While specifically written for Logo Design, I thought the suggestions contained in this article were applicable to most other design disciplines like web or user interface design… Tips for Overcoming Logo Design Creative Block: This phase can be very frustrating for any creative person. If you don’t recover within a few days, a creative block can destroy your self-confidence. The fear that you will never again be able to produce good work drives you to desperation. You try harder and harder and end up exhausting your mental faculties. This makes the situation worse. Therefore, it is very important to deal with this delicate phase of creative block with a lot of patience and care.
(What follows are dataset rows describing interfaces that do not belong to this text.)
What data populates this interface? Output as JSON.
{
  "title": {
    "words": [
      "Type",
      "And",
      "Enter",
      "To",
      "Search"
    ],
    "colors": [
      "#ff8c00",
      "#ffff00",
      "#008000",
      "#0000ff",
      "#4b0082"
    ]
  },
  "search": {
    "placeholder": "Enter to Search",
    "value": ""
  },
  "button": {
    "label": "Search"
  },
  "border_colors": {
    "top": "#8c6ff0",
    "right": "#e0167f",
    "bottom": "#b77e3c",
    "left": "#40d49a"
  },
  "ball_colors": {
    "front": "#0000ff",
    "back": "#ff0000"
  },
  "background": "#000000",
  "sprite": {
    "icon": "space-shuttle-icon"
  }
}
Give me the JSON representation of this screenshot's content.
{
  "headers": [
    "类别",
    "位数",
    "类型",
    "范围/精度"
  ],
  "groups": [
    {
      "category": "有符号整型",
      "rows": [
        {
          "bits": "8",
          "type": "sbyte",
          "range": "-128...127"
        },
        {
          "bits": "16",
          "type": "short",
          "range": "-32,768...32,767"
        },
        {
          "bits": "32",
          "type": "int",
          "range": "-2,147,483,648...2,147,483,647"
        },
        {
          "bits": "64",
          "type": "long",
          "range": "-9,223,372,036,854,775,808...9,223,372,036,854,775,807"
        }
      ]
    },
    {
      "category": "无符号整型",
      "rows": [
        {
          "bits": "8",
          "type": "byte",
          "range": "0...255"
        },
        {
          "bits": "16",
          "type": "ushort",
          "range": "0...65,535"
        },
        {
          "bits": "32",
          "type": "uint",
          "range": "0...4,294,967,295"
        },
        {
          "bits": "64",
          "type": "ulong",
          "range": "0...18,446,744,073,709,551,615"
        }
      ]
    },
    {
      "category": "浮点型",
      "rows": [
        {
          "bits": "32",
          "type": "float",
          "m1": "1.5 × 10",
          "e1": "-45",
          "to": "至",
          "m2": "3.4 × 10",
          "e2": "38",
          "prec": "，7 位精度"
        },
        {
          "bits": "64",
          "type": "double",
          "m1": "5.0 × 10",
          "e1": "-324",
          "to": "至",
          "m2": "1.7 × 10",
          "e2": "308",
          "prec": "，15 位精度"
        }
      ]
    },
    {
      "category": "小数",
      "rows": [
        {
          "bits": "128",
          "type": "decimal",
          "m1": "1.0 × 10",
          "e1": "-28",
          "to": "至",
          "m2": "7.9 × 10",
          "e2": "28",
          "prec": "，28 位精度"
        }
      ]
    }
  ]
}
Only you can get yourself out[…]

Someone on the ASP.NET forums asked how to set session variables in JavaScript. The answers given ranged from “totally wrong” to “rather misleading” or “marginally helpful”. So in a nutshell, yes, you can totally do it. Not only will you be able to do it, you will love doing it after you get used to the process of getting it set up. Here’s the recipe for success: Add an ASP.NET AJAX ScriptManager to your page. Create a simple ASMX Web service using Visual Studio. Uncomment the Attribute directly above the class definition that reads [System.Web.Script.Services.ScriptService] to enable ASP.NET AJAX to see your web methods. Create a method to get or update data in your session, and make sure the Attribute[…]

Designing with Paper Prototyping | UX Booth: Prototyping is key to any successful design. Paper prototyping is usually the first step, but does it fit into a world where mobile devices are king? Yes, but not using the conventional method. Combine the physicality of the device and the power of paper prototyping and you have a solution that’s fit for the new era of computing.

From Jeff LaMarche’s iPhone Development site: iPhone Development: NSOperation Xcode File Template: NSOperation Xcode File Template Although I’m generally averse to using a lot of template or boilerplate code, there are times when it’s handy to have file template beyond those that Apple provides. Something I’ve done a fair amount of lately is to create NSOperation subclasses, and there’s enough work involved with setting up an operation that I made an Xcode file template that contains all that setup work. This template includes a delegate and a protocol and some private methods for communicating with the delegate. Now, when I have lots of NSOperation subclasses in a single project, I’ll actually move much of this stuff to an abstract parent[…]

Making User Interface Elements Difficult to Use By Intent: In modern web interface design, no other principle has been heralded and pushed onto us as much as the concept of user-centered design. User-centered design tells us that we should do everything we can to make our user interfaces as easy to use and as intuitive as possible. However, a big part of designing user interfaces that are easy to use also involves figuring out what things should be a bit more difficult to to use. It’s a counter-intuitive notion that’s central to effective user interface design.